Domestic Violence Awareness Month

Domestic Violence, also known as intimate partner violence, happens to 37% of US women and almost 31% of US men. Intimate partner violence includes:

  • physical violence,
  • sexual violence,
  • threats of physical or sexual violence,
  • stalking and
  • emotional or psychological abuse

by a current or former intimate partner. This type of violence can happen to anyone, even if you aren’t sexually intimate. It can range from a single episode of violence to severe episodes over many years.

In Virginia there were 124 family and intimate partner homicides, which is 32% of all homicides. Almost 3 out of 4 victims of intimate partner homicide are women.

If you or someone you know needs help, call the Virginia Family Violence & Sexual Assault Hotline, 1-800-838-8238 or the LGBTQ Partner Abuse and Sexual Assault Helpline, 1-800-356-6998. If you are not able to call you can text, 804-793-9999. If you are in immediate danger, please call 911.

Prescription Drug Take-Back Day October 28

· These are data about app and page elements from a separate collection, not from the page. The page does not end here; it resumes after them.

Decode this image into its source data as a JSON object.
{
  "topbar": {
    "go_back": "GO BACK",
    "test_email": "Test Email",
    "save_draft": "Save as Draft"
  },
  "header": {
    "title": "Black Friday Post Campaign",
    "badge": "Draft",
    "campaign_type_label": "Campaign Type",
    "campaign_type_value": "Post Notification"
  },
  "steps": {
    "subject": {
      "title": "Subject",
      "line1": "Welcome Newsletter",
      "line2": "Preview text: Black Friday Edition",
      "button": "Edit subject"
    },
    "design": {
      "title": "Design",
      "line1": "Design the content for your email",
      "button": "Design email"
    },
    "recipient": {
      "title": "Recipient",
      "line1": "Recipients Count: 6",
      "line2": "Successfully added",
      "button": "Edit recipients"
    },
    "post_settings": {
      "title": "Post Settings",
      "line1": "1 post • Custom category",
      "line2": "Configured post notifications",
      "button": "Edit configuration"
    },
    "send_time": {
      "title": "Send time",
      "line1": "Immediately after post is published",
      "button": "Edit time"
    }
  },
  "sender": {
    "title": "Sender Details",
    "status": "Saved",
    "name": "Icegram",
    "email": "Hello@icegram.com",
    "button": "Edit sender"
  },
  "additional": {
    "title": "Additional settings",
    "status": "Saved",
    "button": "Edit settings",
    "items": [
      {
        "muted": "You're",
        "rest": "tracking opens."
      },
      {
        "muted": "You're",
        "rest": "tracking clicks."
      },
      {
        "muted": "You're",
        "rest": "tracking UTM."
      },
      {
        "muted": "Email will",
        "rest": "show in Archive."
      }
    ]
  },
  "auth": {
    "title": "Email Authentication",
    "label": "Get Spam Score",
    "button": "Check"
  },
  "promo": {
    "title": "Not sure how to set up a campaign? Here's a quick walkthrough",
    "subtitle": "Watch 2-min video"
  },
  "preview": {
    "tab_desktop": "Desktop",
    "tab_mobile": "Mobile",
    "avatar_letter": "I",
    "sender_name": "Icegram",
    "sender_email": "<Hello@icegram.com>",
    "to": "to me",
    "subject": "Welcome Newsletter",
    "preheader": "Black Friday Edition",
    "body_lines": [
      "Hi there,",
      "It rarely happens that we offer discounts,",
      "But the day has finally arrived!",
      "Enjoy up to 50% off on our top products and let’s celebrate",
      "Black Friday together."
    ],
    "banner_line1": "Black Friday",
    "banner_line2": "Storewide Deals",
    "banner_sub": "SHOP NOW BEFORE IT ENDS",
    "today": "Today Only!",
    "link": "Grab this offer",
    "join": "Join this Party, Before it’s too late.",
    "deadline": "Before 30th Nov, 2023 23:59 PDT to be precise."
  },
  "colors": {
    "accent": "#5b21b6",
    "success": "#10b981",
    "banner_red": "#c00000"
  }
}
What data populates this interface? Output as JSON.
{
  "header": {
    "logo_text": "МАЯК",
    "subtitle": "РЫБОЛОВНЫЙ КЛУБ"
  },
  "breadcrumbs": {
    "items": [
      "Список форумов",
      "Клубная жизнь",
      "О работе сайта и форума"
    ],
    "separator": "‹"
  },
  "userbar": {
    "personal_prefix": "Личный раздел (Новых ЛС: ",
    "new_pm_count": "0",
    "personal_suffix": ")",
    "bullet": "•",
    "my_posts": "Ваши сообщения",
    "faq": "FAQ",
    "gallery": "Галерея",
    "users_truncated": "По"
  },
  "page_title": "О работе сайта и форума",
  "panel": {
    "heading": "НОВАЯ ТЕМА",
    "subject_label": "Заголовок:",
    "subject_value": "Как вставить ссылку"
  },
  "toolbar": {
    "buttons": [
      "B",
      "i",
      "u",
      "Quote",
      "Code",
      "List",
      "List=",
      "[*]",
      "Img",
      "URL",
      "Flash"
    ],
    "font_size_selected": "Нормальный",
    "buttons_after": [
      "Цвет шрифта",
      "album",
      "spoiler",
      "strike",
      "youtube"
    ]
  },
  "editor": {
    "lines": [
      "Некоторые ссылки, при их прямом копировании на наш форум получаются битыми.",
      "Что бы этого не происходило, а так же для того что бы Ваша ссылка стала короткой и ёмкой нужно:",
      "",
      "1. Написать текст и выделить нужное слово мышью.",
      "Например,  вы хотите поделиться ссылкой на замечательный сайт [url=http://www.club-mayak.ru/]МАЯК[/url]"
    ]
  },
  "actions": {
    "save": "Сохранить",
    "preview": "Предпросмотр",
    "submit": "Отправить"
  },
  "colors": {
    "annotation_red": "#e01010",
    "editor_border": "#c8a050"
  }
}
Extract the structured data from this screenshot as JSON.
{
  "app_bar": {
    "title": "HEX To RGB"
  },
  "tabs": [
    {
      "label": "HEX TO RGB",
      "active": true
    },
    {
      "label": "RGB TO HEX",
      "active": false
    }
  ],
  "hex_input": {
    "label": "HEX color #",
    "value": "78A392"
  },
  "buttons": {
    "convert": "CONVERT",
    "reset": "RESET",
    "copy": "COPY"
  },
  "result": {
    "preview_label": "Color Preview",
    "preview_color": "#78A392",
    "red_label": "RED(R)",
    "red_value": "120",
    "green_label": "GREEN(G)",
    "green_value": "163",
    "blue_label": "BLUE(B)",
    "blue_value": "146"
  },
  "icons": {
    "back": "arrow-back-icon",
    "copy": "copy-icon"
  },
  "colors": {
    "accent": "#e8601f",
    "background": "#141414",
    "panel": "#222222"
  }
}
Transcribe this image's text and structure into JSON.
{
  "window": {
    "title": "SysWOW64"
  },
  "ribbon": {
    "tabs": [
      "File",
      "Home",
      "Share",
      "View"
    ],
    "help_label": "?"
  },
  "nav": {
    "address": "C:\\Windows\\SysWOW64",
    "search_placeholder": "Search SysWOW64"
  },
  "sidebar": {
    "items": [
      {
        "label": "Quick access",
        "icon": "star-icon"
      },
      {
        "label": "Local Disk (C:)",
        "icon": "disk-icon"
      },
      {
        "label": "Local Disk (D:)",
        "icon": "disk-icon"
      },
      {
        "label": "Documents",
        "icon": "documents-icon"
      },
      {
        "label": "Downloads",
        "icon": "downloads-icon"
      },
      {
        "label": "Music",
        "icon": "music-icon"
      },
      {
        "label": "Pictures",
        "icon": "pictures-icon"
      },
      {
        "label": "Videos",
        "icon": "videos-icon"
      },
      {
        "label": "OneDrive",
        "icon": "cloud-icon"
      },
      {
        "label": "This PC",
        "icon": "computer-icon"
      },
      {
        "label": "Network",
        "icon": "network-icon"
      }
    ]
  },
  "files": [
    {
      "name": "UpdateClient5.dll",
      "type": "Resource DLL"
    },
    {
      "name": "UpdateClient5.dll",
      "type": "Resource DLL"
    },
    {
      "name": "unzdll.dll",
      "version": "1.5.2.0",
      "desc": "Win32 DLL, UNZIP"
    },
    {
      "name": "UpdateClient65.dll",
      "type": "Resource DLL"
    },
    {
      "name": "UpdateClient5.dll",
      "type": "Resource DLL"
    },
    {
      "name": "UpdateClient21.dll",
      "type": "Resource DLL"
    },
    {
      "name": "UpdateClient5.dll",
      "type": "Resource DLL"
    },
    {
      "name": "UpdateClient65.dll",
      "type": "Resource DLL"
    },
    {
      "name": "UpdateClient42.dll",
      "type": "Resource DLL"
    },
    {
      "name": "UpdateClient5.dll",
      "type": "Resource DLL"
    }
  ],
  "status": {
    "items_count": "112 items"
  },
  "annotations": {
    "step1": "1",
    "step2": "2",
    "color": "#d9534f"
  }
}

Pills spilling out of pill bottle on blue background. with copy space. Medicine conceptVirginia will participate Saturday, October 28, 2017 in the fourteenth National Prescription Drug Take-Back Day. If you have unused, expired or unwanted medications, drop them off at a collection site in your area from 10am-2pm, no questions asked. Drop off is free and anonymous. Last year, Virginia collected 22,855 pounds of prescription drugs from over 200 collection sites statewide.

Prescription drug abuse is the fastest growing drug problem in the U.S. When you have unused or expired medications lying around, they could fall into the wrong hands and be abused. And flushing medications down the toilet is dangerous to public health. Dropping your medications off at a collection site is a quick and safe way to make sure they are disposed of properly.

Learn more

Lead Poisoning Prevention Week

Protecting children from exposure to lead is important to lifelong good health. No safe blood lead level in children has been identified. Even low levels of lead in blood have been shown to affect IQ, ability to pay attention, and academic achievement. The effects of lead exposure cannot be corrected. Prevent lead poisoning. Get your home tested. Get your child tested. Get the facts!

The goal is to prevent lead exposure to children before they are harmed. There are many ways parents can reduce a child’s exposure to lead. The most important is stopping children from coming into contact with lead. Lead hazards in a child’s environment must be identified and controlled or removed safely.

Lead-based paint and lead contaminated dust are the most hazardous sources of lead for U.S. children. Lead-based paints were banned for use in housing in 1978. All houses built before 1978 are likely to contain some lead-based paint. However, it is the deterioration of this paint that causes a problem.

Visit Lead Safe Virginia to learn more about protecting children from lead exposure and learn more about how VDH protects your drinking water from unsafe lead levels.